How to Throw a Social Distanced Gathering for Six

With new guidelines coming into play on June 1 meaning that groups of six people can meet in gardens or parks, how can you safely host a social distanced gathering?

There are many practical factors to consider if you are planning to get people together from different households and here we try to tackle a few of these areas so that you can enjoy the beautiful weather and get together with long-missed loved ones:


To be safe, each person from each household needs to be able to maintain an area of two metres, which means if there are six people altogether, each from a different household, then you will need a space the size of a quarter of a tennis court in order to maintain safe distancing.

An easy way to help show each person’s ‘safe area’ is to lay down 2mx2m picnic blankets, like this one from Amazon.


Who to invite is the next big consideration, especially if you have young children, as they will naturally want to get close to those they haven’t seen for a while, like grandparents.

Garden games like badminton, or croquet where you can safely distance everyone might be a good option for keeping younger ones entertained, but you’ll still be able to enjoy time with those from other households. Argos has a great selection of garden games to choose from.

Eating and Drinking

Part of the fun of getting together is in the sharing of food and drink. However, enjoying your best-friend’s home-made coleslaw while dipping your crisps and sharing a bottle of fizz isn’t quite as simple as it used to be.

There’s a couple of ways you could tackle the organising of sharing food:

  • Put nibbles, cutlery, plates and glasses in each person’s area before they arrive; this reduces the need for people to get up and wander around looking for what they need. It also means people can keep their hands to themselves when it comes to picking at crisps and dips. Better still, ask people to bring their own nibbles and drinks, which they can keep in their own area or ‘bubble’. Investing in environmentally friendly disposable cutlery can make things even easier – take a look at these from Ocean Saver.
  • Queuing systems – as daft as it sounds, setting up a queuing system if you are planning a barbeque set-up in your garden is the way to go. Make sure people are aware of your plans ahead of visiting; that way you can avoid the awkwardness of marshalling people, and everyone will know what to expect and how you are managing keeping things safe. Simply ask people to come up to get their food one at a time and not to touch with their hands but to use their cutlery. This should make things a lot easier and you can also put out PPE, such as gloves and antibacterial hand sanitiser.


There is nothing quite like a cold beer in the sunshine, especially if you can drink it whilst catching up with friends and family.

From a practical perspective, a cool box is always handy when it comes to outdoor eating and drinking – and this one from Wayfair is stylish as well as practical.

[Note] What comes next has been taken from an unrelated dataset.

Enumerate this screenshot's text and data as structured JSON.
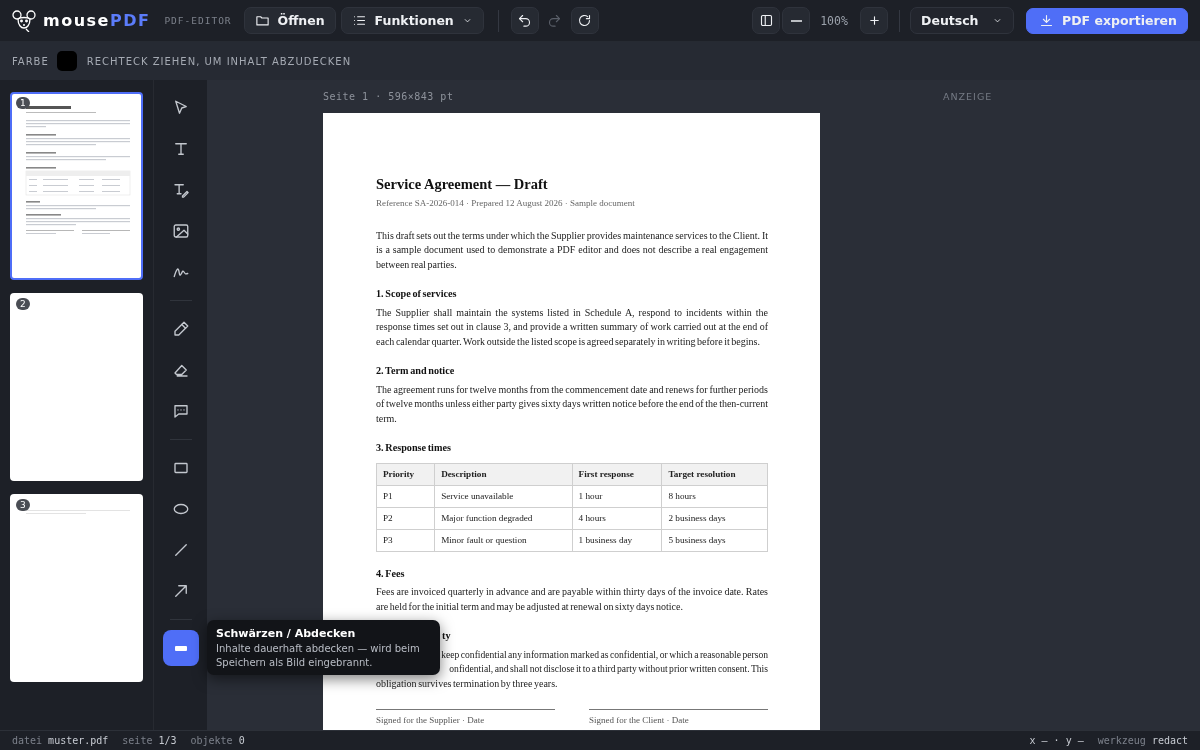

It also means you can keep your beverages close to hand and not rely on having to ask anyone to keep things in their fridge.

The other thing to think about when organising an alcohol-fuelled gathering is how people can become less inhibited after a glass or two, which comes back to who best to invite and how to manage your space to keep people safe.

Investing in some outdoor seating for people (from as little as £8, like this chair from Millets) or asking them to bring some chairs with them can save anyone feeling the need to get up and move about from the floor. It also provides a comfy place to enjoy that much anticipated tipple.

Bathroom Etiquette

There’s no avoiding it…if you’re going to be hosting people in your garden for food and drink, at some point someone it going to need the loo.

The best thing to do is to provide as much antibacterial protection as you can and ask people to be extremely vigilant and considerate when using your facilities. So, disposable towels to dry their hands, hand soap and hand sanitiser and maybe even a little sign to ask them to ‘flush with the lid down’. It may seem a monumental effort but keeping everyone safe has to remain a priority. Of course, it’s always safer to plan shorter gatherings and people can use their own bathroom.

Hopefully this information will help you plan and enjoy your social gathering; there’s no denying that, as humans, we need and thrive on social interaction but with the threat of COVID-19 still with us, we have to remain responsible and ensure the safety of those we love and want to see.

Enjoy the sunshine!